They have no authority to be accepted uncritically by those who stand outside them. The negative sides to mysticism is the tendency for schools and traditions to be established which become self-indulgent within the Christian church, and there are diabolical mystical experiences which are pathological. 

Hence all mystical experience must be sifted and tested and run the gauntlet of confrontation, and the value must be ascertained by empirical methods by non-mystics, such as James himself. He concludes by restating that non-mystics are under no obligation to acknowledge mystical states as a superior authority.

James talks of mysticism as a quite separate phenomena to the spiritual experiences of split mind, conversion and saintliness which he seems much more at home with. He talks of “mystcisim” as one who classifies himself as a “non-mystic’.  

While he speaks of these shifts in awareness as being psychological and just outside of waking consciousness, mystical states somehow take on the fabric of a whole new universe in James’s writing – they become totally different states of consciousness unobtainable by the common masses, except perhaps when intoxicated by ether of alcohol. 

This seems an unfortunate and unnecessary classification of spiritual, religious and mystical experiences into psychological states of being - which not every mystic would agree with. While Evelyn Underhill tends at times to lift up the mystical experience to that which is superior to everyday life, in her definition of mysticism as the art of union with reality, she says this is something everyone is doing in an imperfect fashion every moment of their life. 
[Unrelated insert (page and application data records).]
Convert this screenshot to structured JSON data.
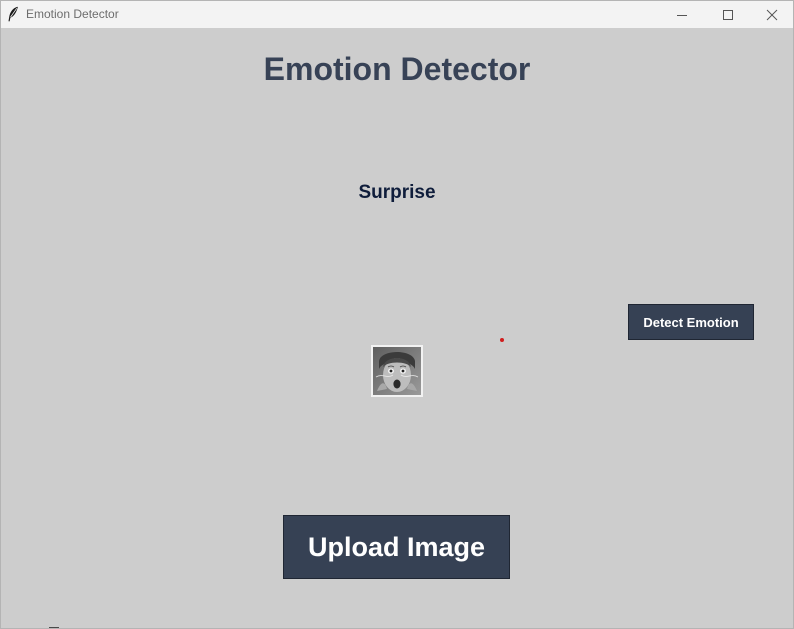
{
  "window": {
    "title": "Emotion Detector",
    "icons": {
      "app": "feather-icon",
      "minimize": "minimize-icon",
      "maximize": "maximize-icon",
      "close": "close-icon"
    }
  },
  "main": {
    "heading": "Emotion Detector",
    "result_label": "Surprise",
    "detect_button_label": "Detect Emotion",
    "upload_button_label": "Upload Image",
    "image": {
      "alt": "Uploaded face image showing a surprised child"
    }
  },
  "colors": {
    "background": "#cdcdcd",
    "button": "#364154",
    "heading": "#374256",
    "result": "#0f1d3b",
    "marker": "#d11d1d"
  }
}
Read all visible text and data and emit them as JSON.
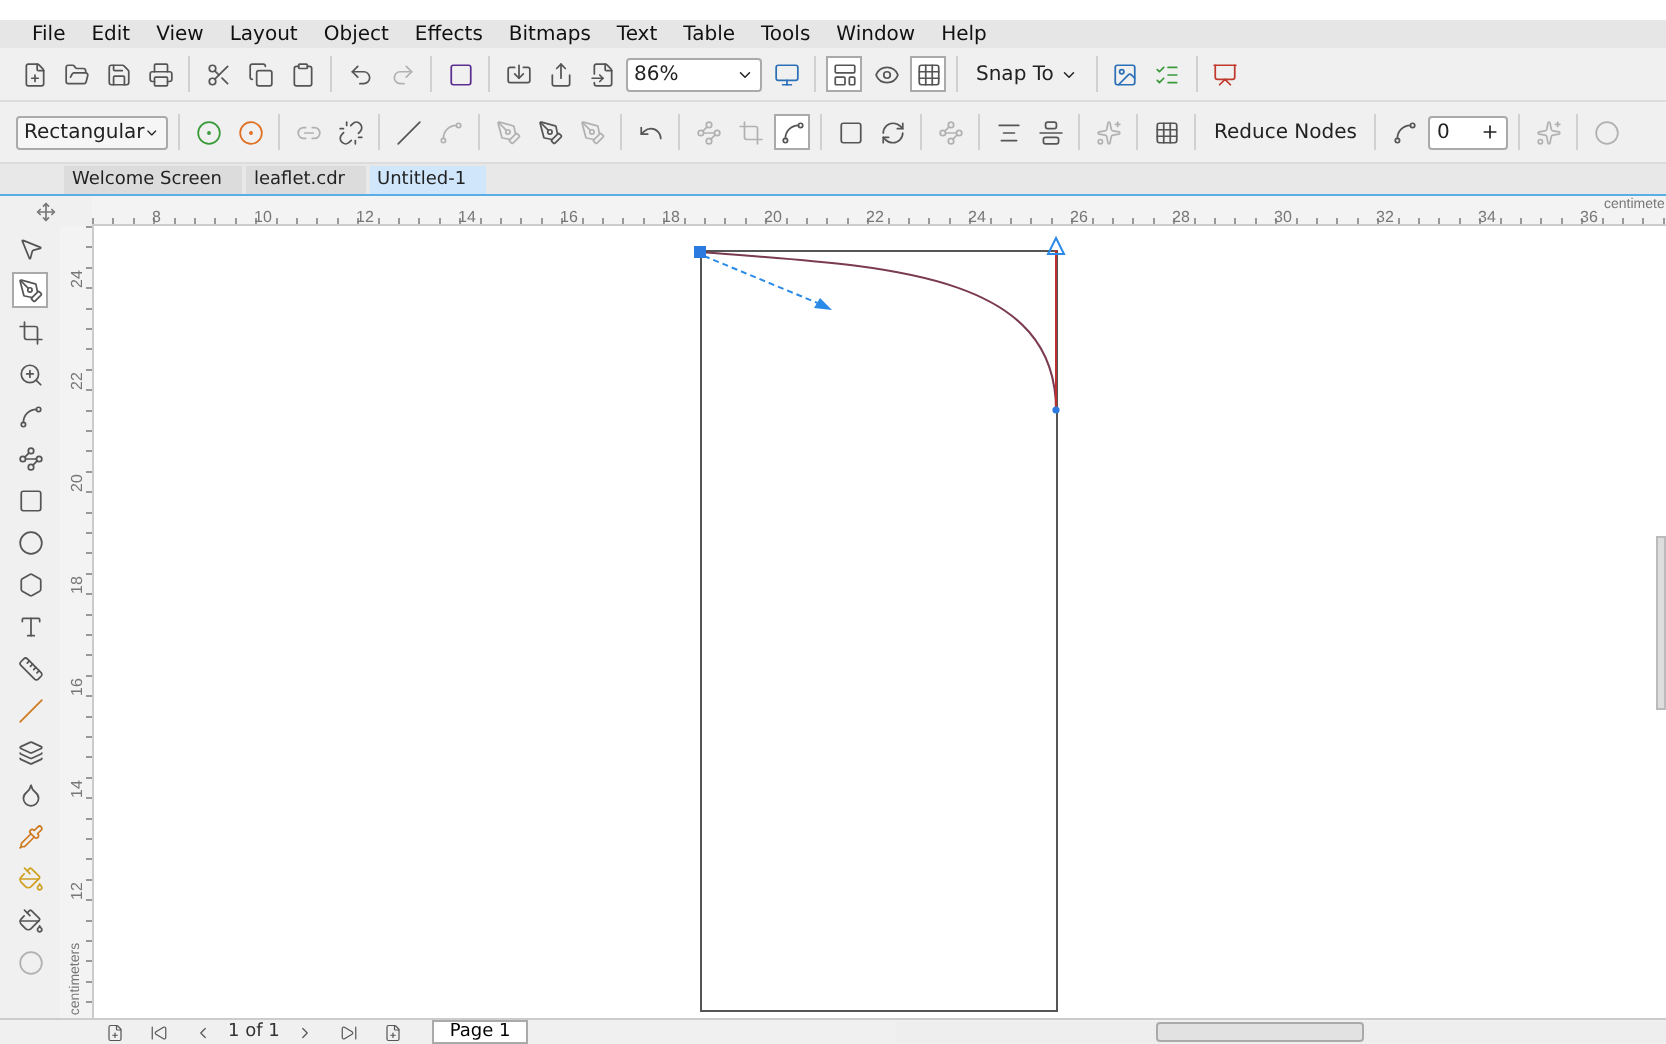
{
  "menu": [
    "File",
    "Edit",
    "View",
    "Layout",
    "Object",
    "Effects",
    "Bitmaps",
    "Text",
    "Table",
    "Tools",
    "Window",
    "Help"
  ],
  "toolbar": {
    "zoom": "86%",
    "snap": "Snap To"
  },
  "property_bar": {
    "mode": "Rectangular",
    "reduce_nodes": "Reduce Nodes",
    "smoothness": "0"
  },
  "tabs": [
    {
      "label": "Welcome Screen",
      "selected": false
    },
    {
      "label": "leaflet.cdr",
      "selected": false
    },
    {
      "label": "Untitled-1",
      "selected": true
    }
  ],
  "ruler": {
    "horizontal": [
      "8",
      "10",
      "12",
      "14",
      "16",
      "18",
      "20",
      "22",
      "24",
      "26",
      "28",
      "30",
      "32",
      "34",
      "36"
    ],
    "unit": "centimete",
    "vertical": [
      "24",
      "22",
      "20",
      "18",
      "16",
      "14",
      "12"
    ],
    "vertical_unit": "centimeters"
  },
  "page_nav": {
    "counter": "1 of 1",
    "page_tab": "Page 1"
  }
}
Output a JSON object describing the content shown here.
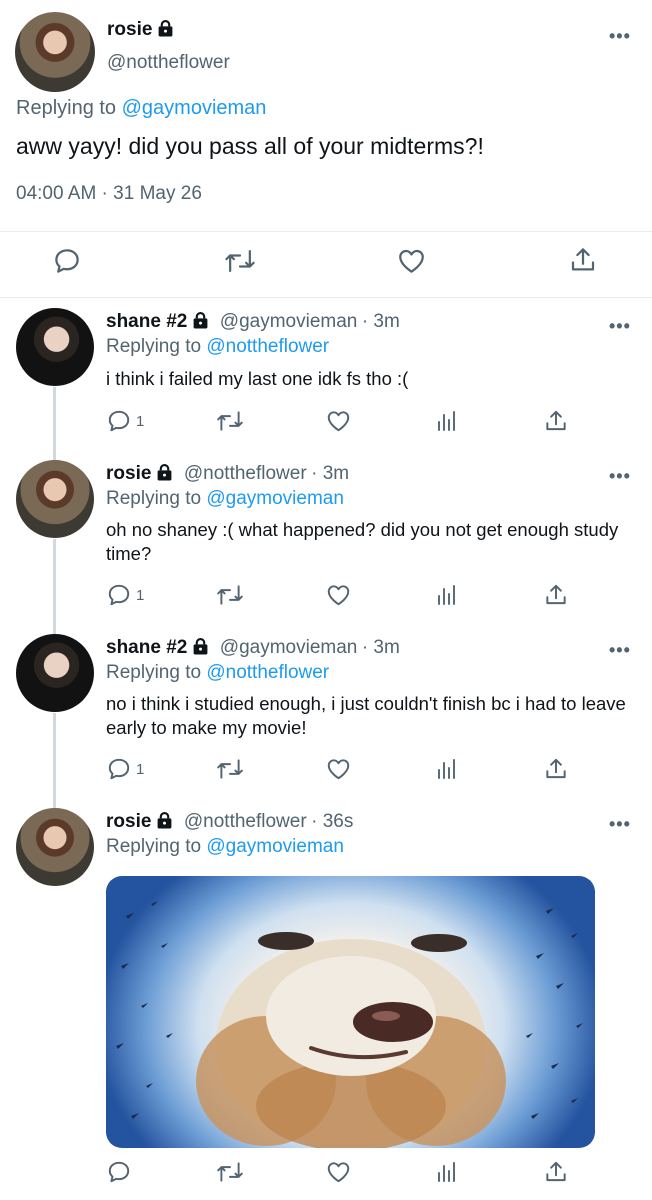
{
  "main_tweet": {
    "name": "rosie",
    "handle": "@nottheflower",
    "replying_prefix": "Replying to ",
    "replying_to": "@gaymovieman",
    "text": "aww yayy! did you pass all of your midterms?!",
    "timestamp": "04:00 AM · 31 May 26",
    "actions": [
      "reply-icon",
      "retweet-icon",
      "like-icon",
      "share-icon"
    ]
  },
  "replies": [
    {
      "name": "shane #2",
      "handle": "@gaymovieman",
      "time": "· 3m",
      "replying_prefix": "Replying to ",
      "replying_to": "@nottheflower",
      "text": "i think i failed my last one idk fs tho :(",
      "reply_count": "1"
    },
    {
      "name": "rosie",
      "handle": "@nottheflower",
      "time": "· 3m",
      "replying_prefix": "Replying to ",
      "replying_to": "@gaymovieman",
      "text": "oh no shaney :( what happened? did you not get enough study time?",
      "reply_count": "1"
    },
    {
      "name": "shane #2",
      "handle": "@gaymovieman",
      "time": "· 3m",
      "replying_prefix": "Replying to ",
      "replying_to": "@nottheflower",
      "text": "no i think i studied enough, i just couldn't finish bc i had to leave early to make my movie!",
      "reply_count": "1"
    },
    {
      "name": "rosie",
      "handle": "@nottheflower",
      "time": "· 36s",
      "replying_prefix": "Replying to ",
      "replying_to": "@gaymovieman",
      "media": "dog-face-meme-image"
    }
  ],
  "more_label": "•••",
  "colors": {
    "link": "#1d9bf0",
    "secondary": "#536471",
    "divider": "#e6ecf0"
  }
}
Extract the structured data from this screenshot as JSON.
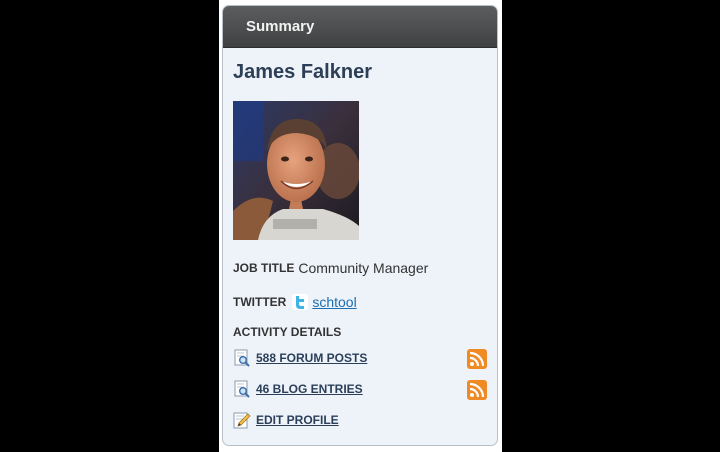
{
  "portlet": {
    "title": "Summary"
  },
  "user": {
    "name": "James Falkner",
    "avatar_icon": "user-portrait"
  },
  "fields": {
    "job_title_label": "JOB TITLE",
    "job_title_value": "Community Manager",
    "twitter_label": "TWITTER",
    "twitter_handle": "schtool",
    "twitter_icon": "twitter-bird-icon"
  },
  "activity": {
    "heading": "ACTIVITY DETAILS",
    "items": [
      {
        "label": "588 FORUM POSTS",
        "icon": "magnifier-document-icon",
        "rss": true
      },
      {
        "label": "46 BLOG ENTRIES",
        "icon": "magnifier-document-icon",
        "rss": true
      },
      {
        "label": "EDIT PROFILE",
        "icon": "pencil-document-icon",
        "rss": false
      }
    ]
  },
  "colors": {
    "header_bg": "#4a4c4d",
    "panel_bg": "#eef3f9",
    "name_color": "#2c3f56",
    "link_color": "#1a6eb3",
    "rss_orange": "#f08a24"
  }
}
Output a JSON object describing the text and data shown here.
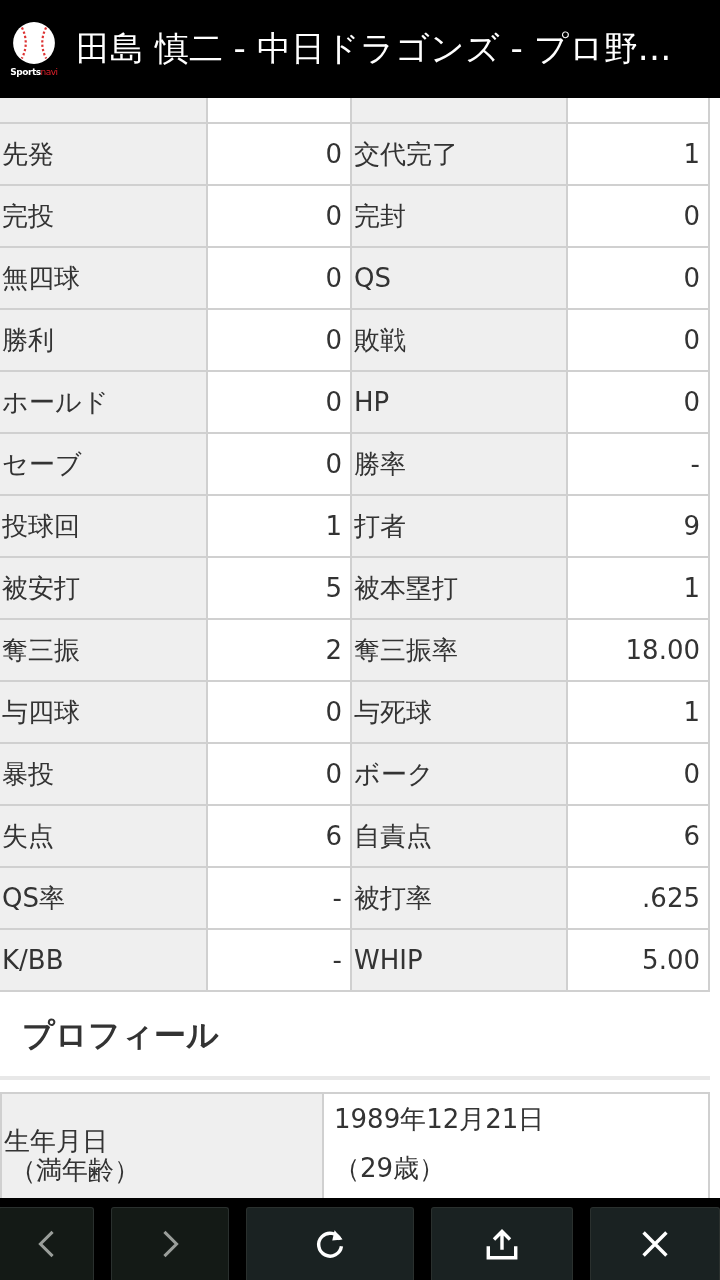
{
  "header": {
    "logo_text": [
      "Sports",
      "navi"
    ],
    "title": "田島 慎二 - 中日ドラゴンズ - プロ野…"
  },
  "stats": [
    {
      "label_1": "先発",
      "value_1": "0",
      "label_2": "交代完了",
      "value_2": "1"
    },
    {
      "label_1": "完投",
      "value_1": "0",
      "label_2": "完封",
      "value_2": "0"
    },
    {
      "label_1": "無四球",
      "value_1": "0",
      "label_2": "QS",
      "value_2": "0"
    },
    {
      "label_1": "勝利",
      "value_1": "0",
      "label_2": "敗戦",
      "value_2": "0"
    },
    {
      "label_1": "ホールド",
      "value_1": "0",
      "label_2": "HP",
      "value_2": "0"
    },
    {
      "label_1": "セーブ",
      "value_1": "0",
      "label_2": "勝率",
      "value_2": "-"
    },
    {
      "label_1": "投球回",
      "value_1": "1",
      "label_2": "打者",
      "value_2": "9"
    },
    {
      "label_1": "被安打",
      "value_1": "5",
      "label_2": "被本塁打",
      "value_2": "1"
    },
    {
      "label_1": "奪三振",
      "value_1": "2",
      "label_2": "奪三振率",
      "value_2": "18.00"
    },
    {
      "label_1": "与四球",
      "value_1": "0",
      "label_2": "与死球",
      "value_2": "1"
    },
    {
      "label_1": "暴投",
      "value_1": "0",
      "label_2": "ボーク",
      "value_2": "0"
    },
    {
      "label_1": "失点",
      "value_1": "6",
      "label_2": "自責点",
      "value_2": "6"
    },
    {
      "label_1": "QS率",
      "value_1": "-",
      "label_2": "被打率",
      "value_2": ".625"
    },
    {
      "label_1": "K/BB",
      "value_1": "-",
      "label_2": "WHIP",
      "value_2": "5.00"
    }
  ],
  "profile": {
    "heading": "プロフィール",
    "rows": [
      {
        "label": [
          "生年月日",
          "（満年齢）"
        ],
        "value": [
          "1989年12月21日",
          "（29歳）"
        ]
      }
    ]
  },
  "toolbar": [
    {
      "kind": "back"
    },
    {
      "kind": "forward"
    },
    {
      "kind": "reload"
    },
    {
      "kind": "share"
    },
    {
      "kind": "close"
    }
  ]
}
Wilson Van Dusen sees the problem here to lie more in the definition of the experience, as most experiences of God and Reality are little ones, and he prefers to see what James talks about as reports from mature mystics who have build on these experiences  and made them the core of their lives – yet this is readily available to all.

As I read Williams James in his declaration of independence from the authority of mystical experience, I wonder if this is also an opposition to the authority of his father’s influence, Henry James Sr. 

Henry James was a religious philosopher and had strong connections with Ralph Waldo Emerson and Thomas Carlyle, and was said by George Bernard Shaw to be the best writer in the James family. 

Henry James was independently wealthy and took his family to live in England to broaden his education and after a year there experienced a profoundly deep depression and sense of fear brought on by the feeling that there was “ some damned shape squatting invisible to me within the precincts of the room and raying out his fetid personality influences fatal to life.” (Hoover, 1988) Whatever his son William may have thought of this, it sounds striking familiar to the incubus experience with night terrors and nightmares.

Henry suffered from this experience for two years until a friend offered him to read Divine Love and Wisdom and Divine Providence by Swedenborg. He felt this had an immediate effect on him and  took the writings of Swedenborg as his core spiritual ground and wrote twelve books on Swedenborgian thought and spirituality.

As a young man William was said to be extremely intellectually dependent upon his father, so it is striking that he only mentions Swedenborg twice in all his writings, once in Principle of Psychology and then in Varieties of Religious Experience (Taylor, 1988).  Some authors have argued that William’s works are additions, qualifications or rejoinders to Henry’s Swedenborgian metaphysics, yet I cannot help but wonder why so little is said about the work of Swedenborg overall.

William James is clearly a seminal influence to twentieth century psychology, particularly in America, and along with this is a modern prioneer in extending the new ( and limited “science”) psychology to include spiritual experience as valid and even core to the study of the psyche.

There are certainly many links between Swedenborg and James and perhaps it is the intent of William James to bring his own unique and “modern day” view to psychology and religion, and in doing so leaves out much of what he knows of Swedenborg from his father.